On Tuesday, Cummins (CMI) buttered investors with a 25% dividend increase and then slapped a reduced outlook for the remaining 2012.
There were two reactions to this announcement. First, the company's stock plunged 10% in a couple of hours, and then this announcement triggered a decline in the market. The following chart displays correlation of CMI with volatility in DJIA..
This previous article (dated June 25 when CMI closed at $89.82) discussed the company's growth prospects going into 2013, it's near term challenges, and finally various alternatives for investors.
With Tuesday's announcement, let us revisit this analysis.
Combination Of Factors
In their Tuesday's announcement, the company cited a combination of factors for losing all of their projected revenue growth for 2012, ending up in-line with 2011 numbers.
- Strong Dollar
This should not have been surprising at all considering that the company operates in Brazil, India and China (total of 70 countries). We had cited foreign exchange volatility as a threat in our previous article as well.
- Weaker orders in the U.S. and softened demand due to slowing economy
Cummins' chief executive stated this: "Order trends in the U.S. for trucks and power generation equipment have softened and demand in Brazil, China and India is not improving as we had previously expected".Surely the slowing pace of economy is posing a big challenge for Cummins.
Take a look at the threats that were discussed in our article on June 25.
What has changed since June 25?
CMI was under accumulation then and climbed more than 10% in the next few days from $89.82 on June 25 to as high as $100.21 on July 3.
On Tuesday, CMI closed at $86.89; even though price wise, the stock has not significantly declined since our last analysis, the pullback might not be done yet especially if this entire earnings season reeks of similar disappointment.
CMI's actual quarterly results are not out yet, but assuming a 10% deduction in the 2012 estimated EPS, the estimated 2012 EPS should be $9.36 instead of previously estimated $10.40; this revised estimate is just little bit higher than CMI's 2011 actual EPS of $9.06.
The target price for 2012 should be around $112 considering 12 times earnings.
So what should investors really do? Here are some options:
I am reiterating the alternatives (and adding a new one) discussed in the previous article.
- If you have a short position on CMI, hold for the near term but keep a watchful eye and be ready to cover. Now that the bad news are out, be careful about any positive comments coming on or after earnings day.
- If you are long CMI, do not sell at a loss. Be patient, earn your modest $2.00 annual dividend yield in the meantime. Do not panic. If you are nervous, buy protective puts.

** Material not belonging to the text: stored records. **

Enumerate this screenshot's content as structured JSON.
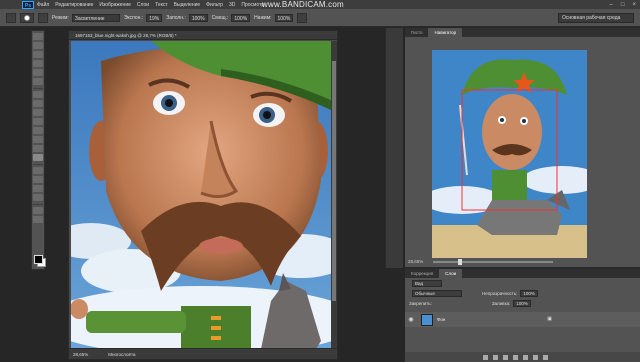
{
  "app": {
    "logo": "Ps"
  },
  "menu": [
    "Файл",
    "Редактирование",
    "Изображение",
    "Слои",
    "Текст",
    "Выделение",
    "Фильтр",
    "3D",
    "Просмотр"
  ],
  "watermark": {
    "prefix": "www.",
    "brand": "BANDICAM",
    "suffix": ".com"
  },
  "window_controls": {
    "minimize": "–",
    "maximize": "□",
    "close": "×"
  },
  "options": {
    "mode_label": "Режим:",
    "mode_value": "Засветление",
    "range_label": "Экспон.:",
    "range_value": "19%",
    "opacity_label": "Заполн.:",
    "opacity_value": "100%",
    "flow_label": "Смещ.:",
    "flow_value": "100%",
    "strength_label": "Нажим:",
    "strength_value": "100%",
    "workspace": "Основная рабочая среда"
  },
  "document": {
    "title": "1697153_blue.night-waksh.jpg @ 28,7% (RGB/8) *",
    "zoom": "28,65%",
    "status": "Многослоёта"
  },
  "navigator": {
    "tab_histogram": "Гисто",
    "tab_navigator": "Навигатор",
    "zoom": "28,65%"
  },
  "layers": {
    "tab_corrections": "Коррекция",
    "tab_layers": "Слои",
    "kind_label": "Вид",
    "blend_value": "Обычные",
    "opacity_label": "Непрозрачность:",
    "opacity_value": "100%",
    "lock_label": "Закрепить:",
    "fill_label": "Заливка:",
    "fill_value": "100%",
    "layer_name": "Фон"
  },
  "colors": {
    "app_bg": "#262626",
    "panel": "#535353",
    "sky": "#3e7fc3",
    "cap": "#4f8f34",
    "skin": "#c98a64",
    "mustache": "#6b3d22"
  }
}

- If you want to go long, wait for that pullback and then buy on dips. Then, be patient.
As said above, the pullback may not be done yet. One must be a bit nervous considering that starting this Friday, we will start seeing a load of earnings form this market's another battered sector - Financials. If you are still positive, maybe nibble a bit at this price, but do not bite.
- If you want to short this stock, this may appear to be the right time, but be careful.
- (New) If you are not losing money, you may decide to cut risk and sell CMI, and buy a less risky stock like Verizon (VZ) that does not have much dependency on foreign exchange volatility. However, remember that a stock like CMI will be among the first few to fire it's cylinders when economic recovery is in sight.
In spite of the recessionary outlook in the next few months, with stocks like CMI, investing rather than trading will give better results.
Disclosure: I am long CMI.